In the 1980s is when the cappuccino was introduced in America with the rise in popularity of coffee shops such as Starbucks. It is served in special cups that have better heat retention properties. The surge in popularity of espresso machines has cappuccinos easier to make at home.
So how do the two differ in ingredients?
Unlike with cappuccinos, you can make a latte from any kind of coffee. Interestingly enough, it is not a must for a latte to contain coffee. You can also make the drink using tea, cocoa, or even matte. The standard latte in North America contains two-thirds steamed milk, a third espresso and a layer of milk foam on top. In contrast, the traditional latte made in Italy does not contain foamed milk.
Lattes can also be prepared through another method where the drink is made with scaled milk mixed with bold or strong coffee. The mixture is mixed in the ratio of 1:1. As much as this method is more similar to a cappuccino, the layer of milk in a cappuccino is actually 2cm.
Its flavor is milkier and more mild than that of a cappuccino. Lattes have different types of flavor, including beige, black, dark brown, white and light brown
Cappuccinos are made out of hot milk, an espresso blend coffee, and steamed milk.
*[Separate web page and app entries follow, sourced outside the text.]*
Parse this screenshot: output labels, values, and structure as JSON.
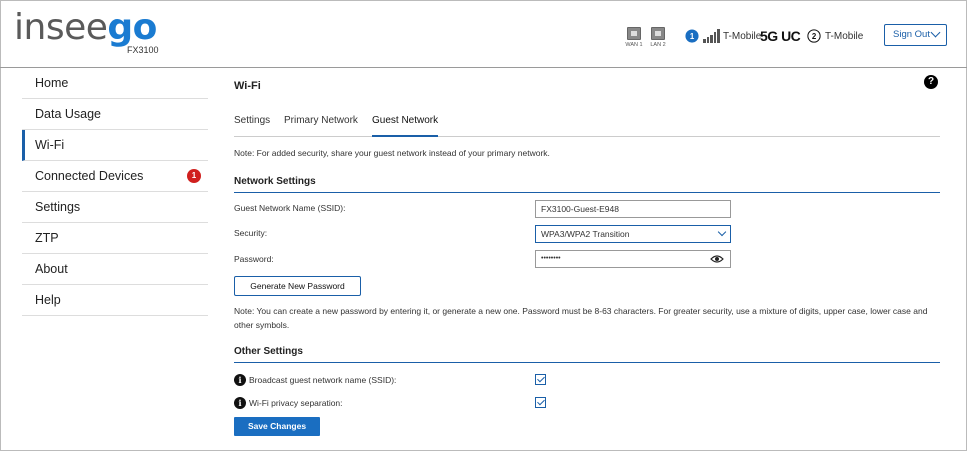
{
  "brand": {
    "logo_part1": "insee",
    "logo_part2": "go",
    "model": "FX3100"
  },
  "status": {
    "ports": [
      {
        "label": "WAN 1"
      },
      {
        "label": "LAN 2"
      }
    ],
    "sim1": {
      "number": "1",
      "carrier": "T-Mobile",
      "network": "5G UC"
    },
    "sim2": {
      "number": "2",
      "carrier": "T-Mobile"
    }
  },
  "header": {
    "signout_label": "Sign Out"
  },
  "sidebar": {
    "items": [
      {
        "label": "Home"
      },
      {
        "label": "Data Usage"
      },
      {
        "label": "Wi-Fi",
        "active": true
      },
      {
        "label": "Connected Devices",
        "badge": "1"
      },
      {
        "label": "Settings"
      },
      {
        "label": "ZTP"
      },
      {
        "label": "About"
      },
      {
        "label": "Help"
      }
    ]
  },
  "main": {
    "title": "Wi-Fi",
    "help_glyph": "?",
    "tabs": [
      {
        "label": "Settings"
      },
      {
        "label": "Primary Network"
      },
      {
        "label": "Guest Network",
        "active": true
      }
    ],
    "note_top": "Note: For added security, share your guest network instead of your primary network.",
    "network_settings": {
      "title": "Network Settings",
      "ssid_label": "Guest Network Name (SSID):",
      "ssid_value": "FX3100-Guest-E948",
      "security_label": "Security:",
      "security_value": "WPA3/WPA2 Transition",
      "password_label": "Password:",
      "password_value": "••••••••",
      "generate_label": "Generate New Password",
      "note": "Note: You can create a new password by entering it, or generate a new one. Password must be 8-63 characters. For greater security, use a mixture of digits, upper case, lower case and other symbols."
    },
    "other_settings": {
      "title": "Other Settings",
      "info_glyph": "i",
      "broadcast_label": "Broadcast guest network name (SSID):",
      "broadcast_checked": true,
      "privacy_label": "Wi-Fi privacy separation:",
      "privacy_checked": true
    },
    "save_label": "Save Changes"
  },
  "colors": {
    "brand_blue": "#1a7bd1",
    "accent": "#1a5fa8",
    "badge_red": "#d0201e",
    "button_blue": "#1a6ec1"
  }
}
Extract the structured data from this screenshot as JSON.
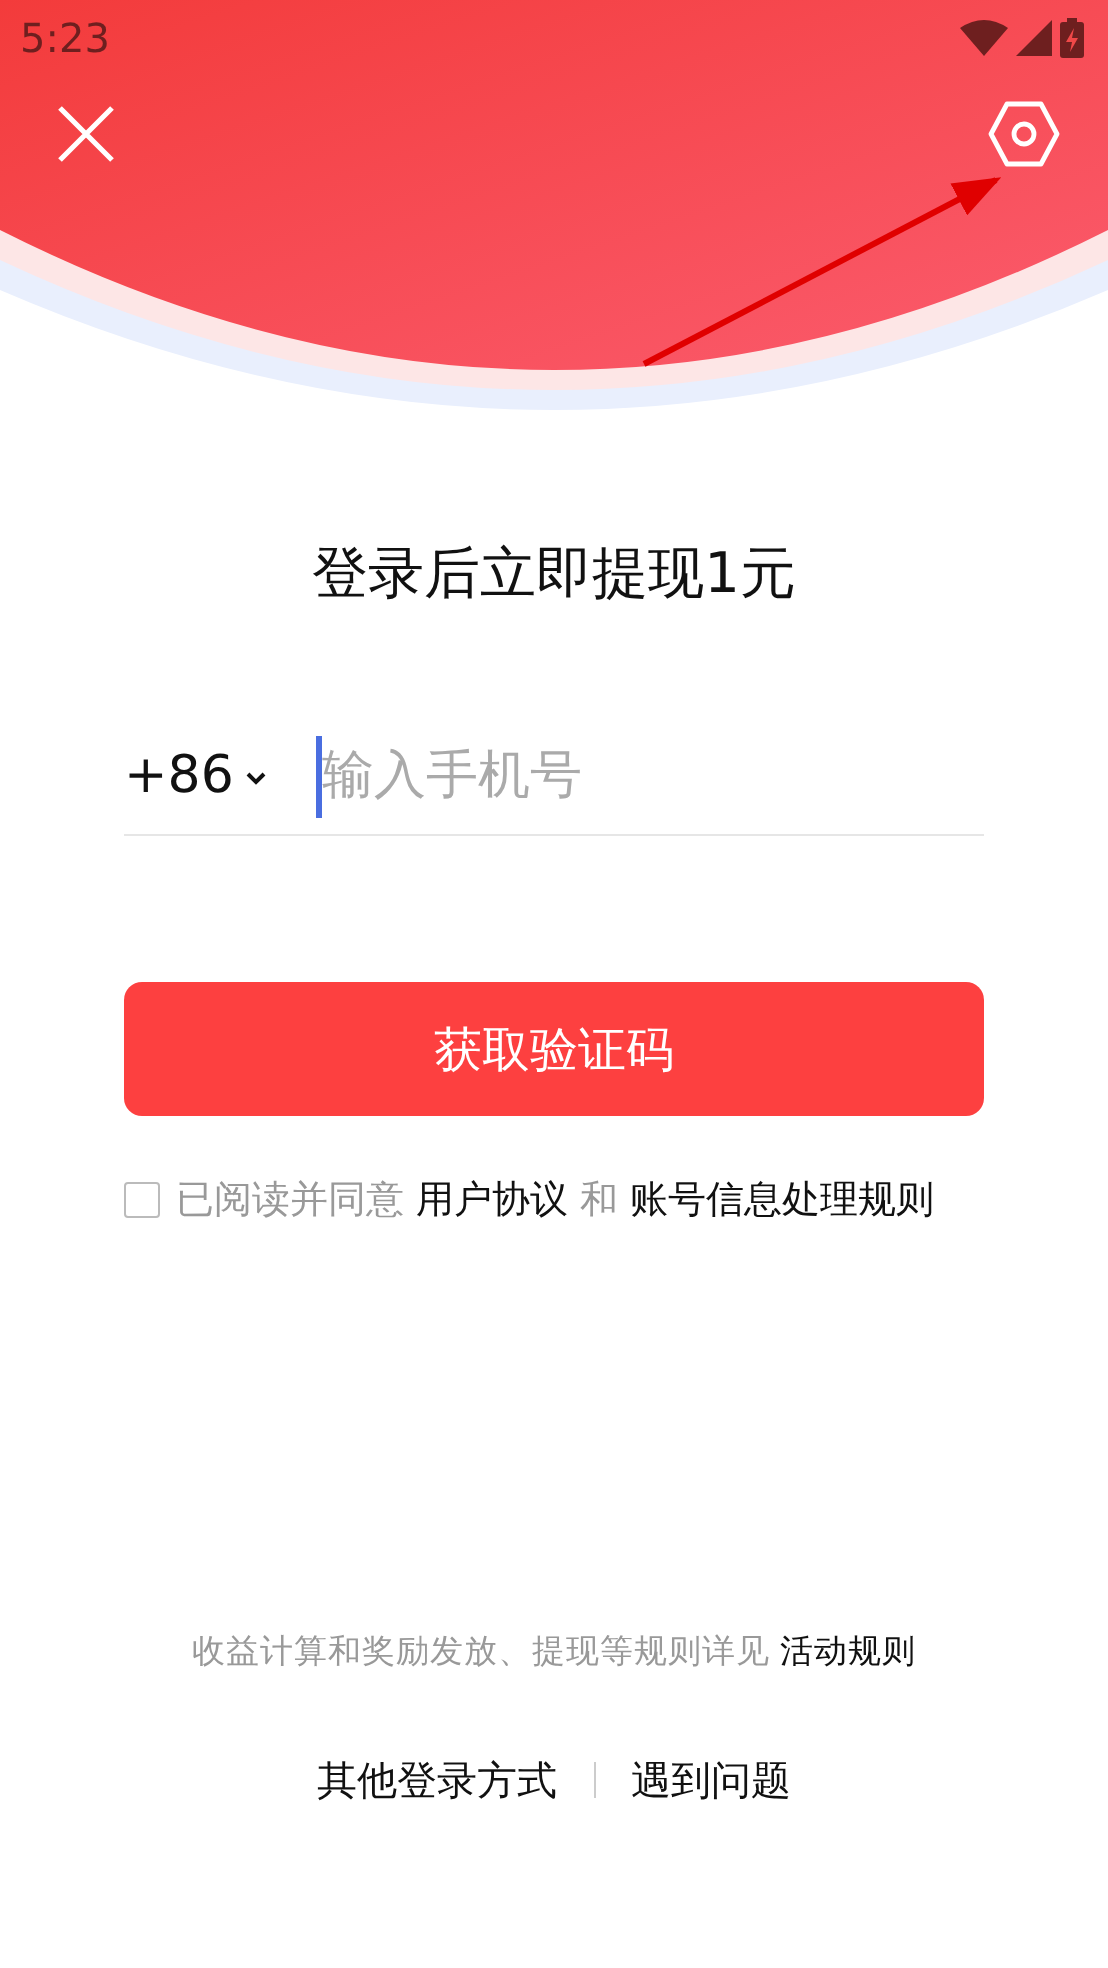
{
  "status_bar": {
    "time": "5:23"
  },
  "title": "登录后立即提现1元",
  "phone": {
    "country_code": "+86",
    "placeholder": "输入手机号"
  },
  "submit_button": "获取验证码",
  "agreement": {
    "checked": false,
    "parts": [
      {
        "kind": "plain",
        "text": "已阅读并同意 "
      },
      {
        "kind": "link",
        "text": "用户协议"
      },
      {
        "kind": "plain",
        "text": " 和 "
      },
      {
        "kind": "link",
        "text": "账号信息处理规则"
      }
    ]
  },
  "rules_note": {
    "parts": [
      {
        "kind": "plain",
        "text": "收益计算和奖励发放、提现等规则详见 "
      },
      {
        "kind": "link",
        "text": "活动规则"
      }
    ]
  },
  "footer_links": [
    "其他登录方式",
    "遇到问题"
  ]
}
A vast variety of other ingredients including flavorings such as sugar, fruit and spices are often added to the drink.
During the preparation of the beverage, the temperature of the milk is incredibly important. The purpose of steaming the milk is to introduce tiny air bubbles into the milk. Microfoam is created out of that process and gives the milk sweetness and a smooth texture. The foamed hot milk is poured in with the espresso resulting in a 2cm thick layer of milk foam on top.
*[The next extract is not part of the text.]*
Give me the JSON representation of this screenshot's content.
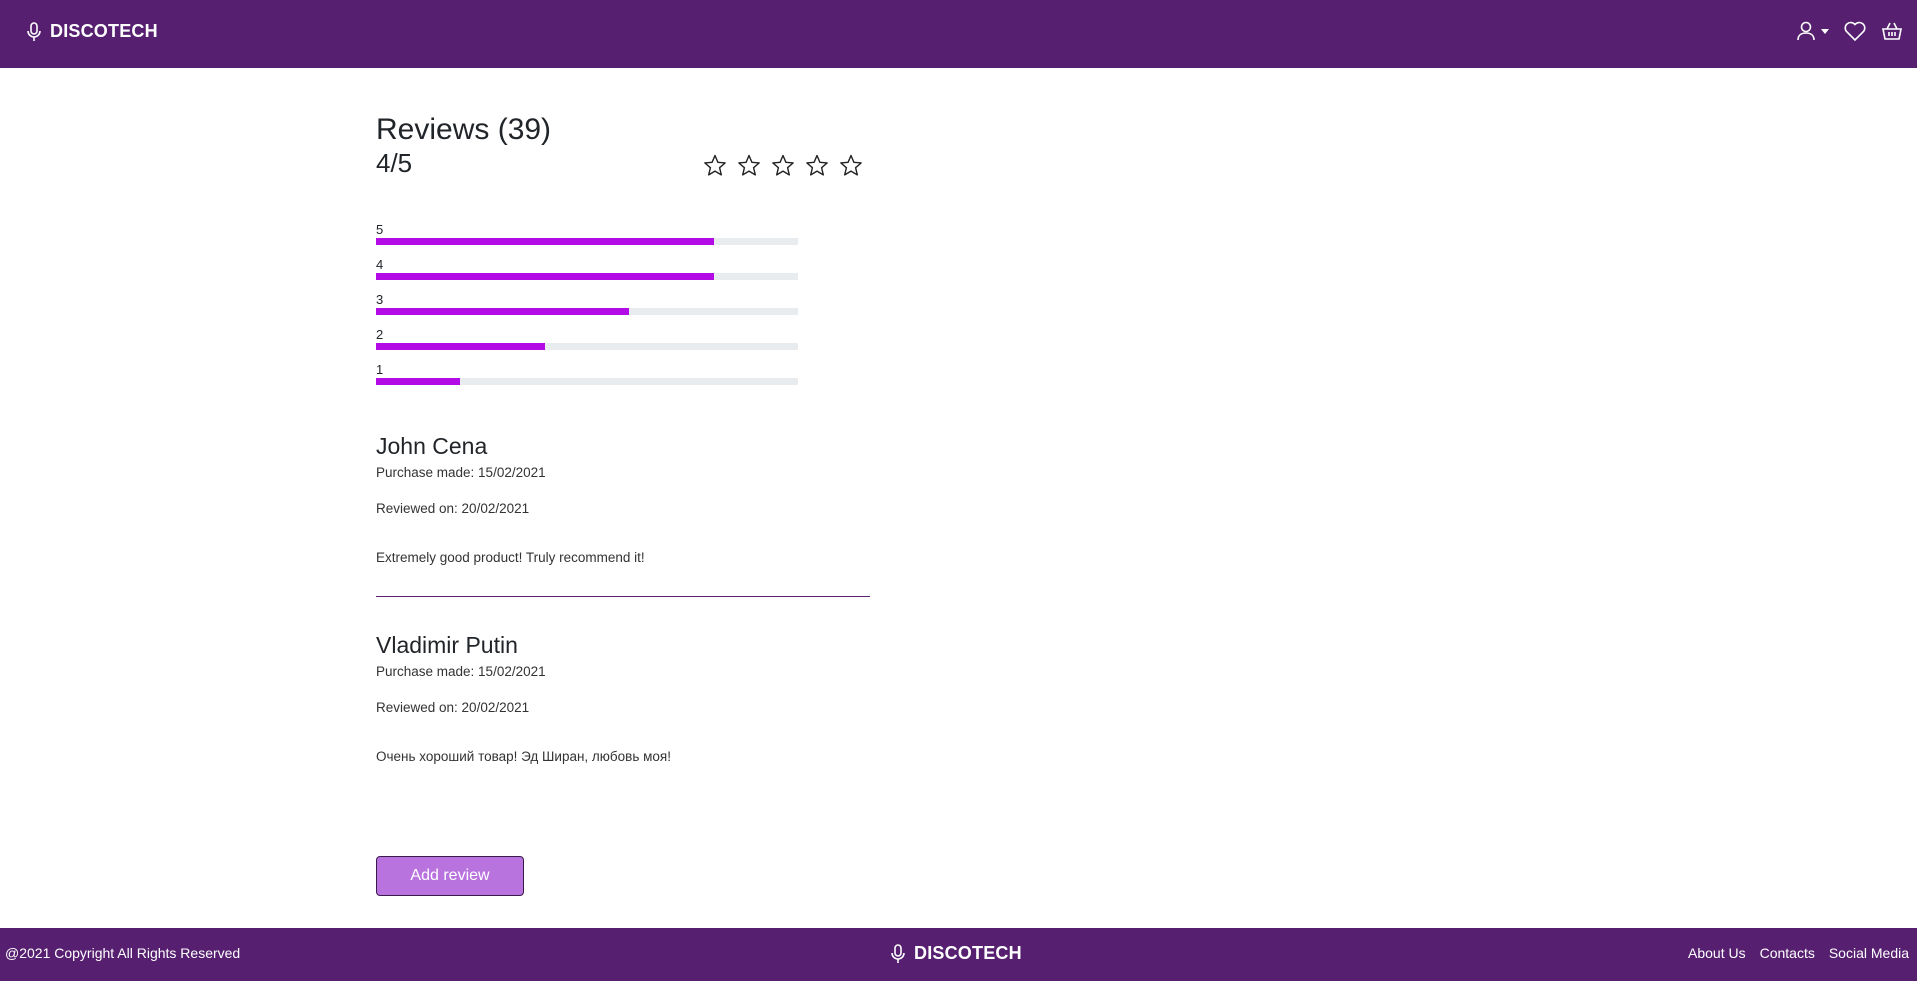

There are a whole range of cappuccino variations that make use of more milk, such as white cappuccino, cappuccino chiaro, and cappuccino scro. Also fairly notably, it tends to boast a far more coffee-dense flavor than a latte.
With the discovery of single-serve coffee makers, such as Tassimo and Nespresso, making cappuccino and lattes has become much easier in recent years and requires less skill and attention. The old version of the coffee drink is the cappuccino freddo, usually filled with small amount of frothed, cold milk.
Want to try it for yourself? Here’s two simple recipes for you to get stuck in to.
1. Pull the espresso shot in your latte cup
2. Add a shot-flavored syrup to achieve a flavored taste in your latte. (Optional)
3. Using a spoon, retain the micro-bubbles that are on top of the steamed milk, pour the bottom two-thirds of the steamed milk into the latte cup from the steaming pitcher.
4. Using the remaining bubbles, top the latte. (If desired, you can spoon them onto your drink.)
5. Add latte art (optional)
1. After you have brewed your coffee, combine the milk and the sugar. Use the microwave to heat it for two minutes at the highest setting.
2. Use the blender to whip the heated milk and sugar for about a minute until it is fluffy foam.
3. Fill your cup 2/3 full with the coffee and fill it up with your heated froth.
Over to you…
Which is your favorite in the latte vs cappuccino battle? Do you have a special recipe for either that you swear by? Let us know in the comments below!
Check out our best latte machine guide.